All the code is done in Python and allows for a lot of control over how the DiddyBorg functions. Some of the code examples might seem intimidating to first-time robot builders, but they are explained pretty well so with a bit of trial-and-error even Python beginners should be able to cobble together code to make the robot do what they want.
It does mean though that advanced robot hobbyists have a greater level of control over the DiddyBorg than they might do with other robot kits. And due to the quality of the DiddyBorg, it would serve well as a base for a bigger robot project or even just a test bed for other builds.
With six powerful motors and a sturdy base, the DiddyBorg is a very stable and powerful bit of kit. It won’t zip off at the mere touch of a controller, and this means it also has a fair bit of torque behind the wheels. The motors can be finely controlled with differing power requirements, so its speed can vary depending on how you need to use it, which is very nice.
While we miss the full-metallic builds of older PiBorg kits, the acrylic chassis is a bit easier to work with and still extremely strong. It can take a small hit or a tumble and still work just fine, making it perfect for testing, while still being excellent as your actual main robot.
It’s not something we’d recommend for beginners, though – PiBorg has other, simpler kits anyway which may be better suited to that. However, as a lot of Raspberry Pi robot kits skew towards being beginner-friendly, it’s nice to see something aimed at a more veteran audience who would appreciate it at the (relatively) low price.

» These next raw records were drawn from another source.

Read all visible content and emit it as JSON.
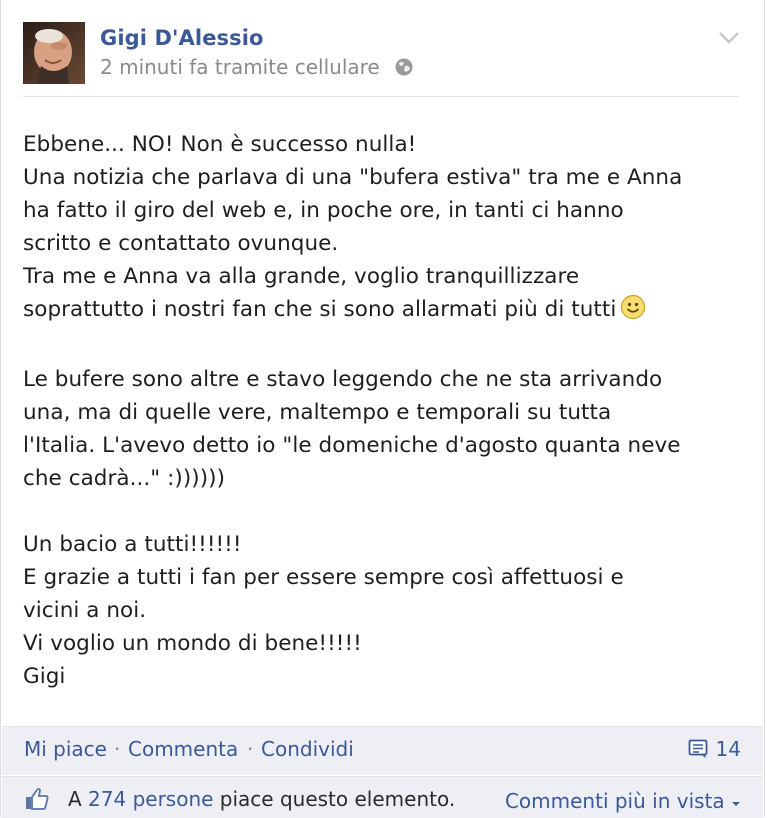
{
  "post": {
    "author": "Gigi D'Alessio",
    "meta": "2 minuti fa tramite cellulare",
    "body": {
      "line1": "Ebbene... NO! Non è successo nulla!",
      "line2": "Una notizia che parlava di una \"bufera estiva\" tra me e Anna",
      "line3": "ha fatto il giro del web e, in poche ore, in tanti ci hanno",
      "line4": "scritto e contattato ovunque.",
      "line5": "Tra me e Anna va alla grande, voglio tranquillizzare",
      "line6": "soprattutto i nostri fan che si sono allarmati più di tutti",
      "line7": "Le bufere sono altre e stavo leggendo che ne sta arrivando",
      "line8": "una, ma di quelle vere, maltempo e temporali su tutta",
      "line9": "l'Italia. L'avevo detto io \"le domeniche d'agosto quanta neve",
      "line10": "che cadrà...\" :))))))",
      "line11": "Un bacio a tutti!!!!!!",
      "line12": "E grazie a tutti i fan per essere sempre così affettuosi e",
      "line13": "vicini a noi.",
      "line14": "Vi voglio un mondo di bene!!!!!",
      "line15": "Gigi"
    }
  },
  "actions": {
    "like": "Mi piace",
    "separator": "·",
    "comment": "Commenta",
    "share": "Condividi",
    "comment_count": "14"
  },
  "likes": {
    "prefix": "A",
    "count_link": "274 persone",
    "suffix": "piace questo elemento.",
    "sort": "Commenti più in vista"
  },
  "colors": {
    "link": "#3b5998",
    "meta": "#8a8a8a",
    "footer_bg": "#edeff5"
  }
}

A big kit for big people, this powerful robot kit can be used in almost for any Raspberry Pi hobby robot solutions, although we’d say it’s not really for beginners.